TASK OBJECTIVE
From the first line to the last, repeat the data below exactly.

Content starts

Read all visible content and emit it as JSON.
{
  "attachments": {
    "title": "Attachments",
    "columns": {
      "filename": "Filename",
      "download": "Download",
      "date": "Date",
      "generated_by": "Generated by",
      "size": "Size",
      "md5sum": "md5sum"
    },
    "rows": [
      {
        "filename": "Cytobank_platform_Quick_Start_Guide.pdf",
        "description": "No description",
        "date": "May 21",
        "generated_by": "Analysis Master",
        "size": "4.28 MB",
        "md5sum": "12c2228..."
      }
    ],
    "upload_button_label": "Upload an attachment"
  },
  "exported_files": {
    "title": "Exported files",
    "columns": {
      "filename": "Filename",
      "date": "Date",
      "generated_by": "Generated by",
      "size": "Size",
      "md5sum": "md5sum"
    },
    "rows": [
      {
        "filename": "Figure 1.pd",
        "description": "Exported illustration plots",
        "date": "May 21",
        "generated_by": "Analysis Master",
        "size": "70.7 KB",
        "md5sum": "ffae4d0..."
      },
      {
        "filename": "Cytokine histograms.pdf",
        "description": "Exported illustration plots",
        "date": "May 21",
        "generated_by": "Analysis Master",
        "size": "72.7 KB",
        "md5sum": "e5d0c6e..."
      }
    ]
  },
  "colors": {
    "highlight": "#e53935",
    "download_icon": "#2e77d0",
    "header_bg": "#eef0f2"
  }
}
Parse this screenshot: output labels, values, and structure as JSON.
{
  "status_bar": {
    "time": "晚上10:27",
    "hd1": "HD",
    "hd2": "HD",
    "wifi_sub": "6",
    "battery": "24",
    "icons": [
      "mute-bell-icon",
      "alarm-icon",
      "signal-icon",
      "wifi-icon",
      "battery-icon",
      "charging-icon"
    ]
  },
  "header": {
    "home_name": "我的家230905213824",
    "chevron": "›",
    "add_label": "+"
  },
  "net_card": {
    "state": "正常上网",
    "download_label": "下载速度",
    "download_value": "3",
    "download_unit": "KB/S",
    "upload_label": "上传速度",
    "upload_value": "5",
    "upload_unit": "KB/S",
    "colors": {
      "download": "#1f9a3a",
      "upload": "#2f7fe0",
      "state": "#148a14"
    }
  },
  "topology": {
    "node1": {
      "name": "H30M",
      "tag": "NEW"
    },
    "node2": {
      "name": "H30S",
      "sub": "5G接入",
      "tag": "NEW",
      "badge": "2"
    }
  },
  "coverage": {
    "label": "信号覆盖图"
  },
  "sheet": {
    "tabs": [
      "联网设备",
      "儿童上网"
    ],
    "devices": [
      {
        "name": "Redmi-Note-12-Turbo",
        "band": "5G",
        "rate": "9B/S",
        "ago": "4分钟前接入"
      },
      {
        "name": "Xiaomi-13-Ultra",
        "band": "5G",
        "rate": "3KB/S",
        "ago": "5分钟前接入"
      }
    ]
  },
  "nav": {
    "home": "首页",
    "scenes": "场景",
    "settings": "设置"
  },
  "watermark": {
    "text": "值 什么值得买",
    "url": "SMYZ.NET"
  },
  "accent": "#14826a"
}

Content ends

ANSWER SPACE
Read all visible content and emit it as JSON.
{
  "attachments": {
    "title": "Attachments",
    "columns": {
      "filename": "Filename",
      "download": "Download",
      "date": "Date",
      "generated_by": "Generated by",
      "size": "Size",
      "md5sum": "md5sum"
    },
    "rows": [
      {
        "filename": "Cytobank_platform_Quick_Start_Guide.pdf",
        "description": "No description",
        "date": "May 21",
        "generated_by": "Analysis Master",
        "size": "4.28 MB",
        "md5sum": "12c2228..."
      }
    ],
    "upload_button_label": "Upload an attachment"
  },
  "exported_files": {
    "title": "Exported files",
    "columns": {
      "filename": "Filename",
      "date": "Date",
      "generated_by": "Generated by",
      "size": "Size",
      "md5sum": "md5sum"
    },
    "rows": [
      {
        "filename": "Figure 1.pd",
        "description": "Exported illustration plots",
        "date": "May 21",
        "generated_by": "Analysis Master",
        "size": "70.7 KB",
        "md5sum": "ffae4d0..."
      },
      {
        "filename": "Cytokine histograms.pdf",
        "description": "Exported illustration plots",
        "date": "May 21",
        "generated_by": "Analysis Master",
        "size": "72.7 KB",
        "md5sum": "e5d0c6e..."
      }
    ]
  },
  "colors": {
    "highlight": "#e53935",
    "download_icon": "#2e77d0",
    "header_bg": "#eef0f2"
  }
}
Parse this screenshot: output labels, values, and structure as JSON.
{
  "status_bar": {
    "time": "晚上10:27",
    "hd1": "HD",
    "hd2": "HD",
    "wifi_sub": "6",
    "battery": "24",
    "icons": [
      "mute-bell-icon",
      "alarm-icon",
      "signal-icon",
      "wifi-icon",
      "battery-icon",
      "charging-icon"
    ]
  },
  "header": {
    "home_name": "我的家230905213824",
    "chevron": "›",
    "add_label": "+"
  },
  "net_card": {
    "state": "正常上网",
    "download_label": "下载速度",
    "download_value": "3",
    "download_unit": "KB/S",
    "upload_label": "上传速度",
    "upload_value": "5",
    "upload_unit": "KB/S",
    "colors": {
      "download": "#1f9a3a",
      "upload": "#2f7fe0",
      "state": "#148a14"
    }
  },
  "topology": {
    "node1": {
      "name": "H30M",
      "tag": "NEW"
    },
    "node2": {
      "name": "H30S",
      "sub": "5G接入",
      "tag": "NEW",
      "badge": "2"
    }
  },
  "coverage": {
    "label": "信号覆盖图"
  },
  "sheet": {
    "tabs": [
      "联网设备",
      "儿童上网"
    ],
    "devices": [
      {
        "name": "Redmi-Note-12-Turbo",
        "band": "5G",
        "rate": "9B/S",
        "ago": "4分钟前接入"
      },
      {
        "name": "Xiaomi-13-Ultra",
        "band": "5G",
        "rate": "3KB/S",
        "ago": "5分钟前接入"
      }
    ]
  },
  "nav": {
    "home": "首页",
    "scenes": "场景",
    "settings": "设置"
  },
  "watermark": {
    "text": "值 什么值得买",
    "url": "SMYZ.NET"
  },
  "accent": "#14826a"
}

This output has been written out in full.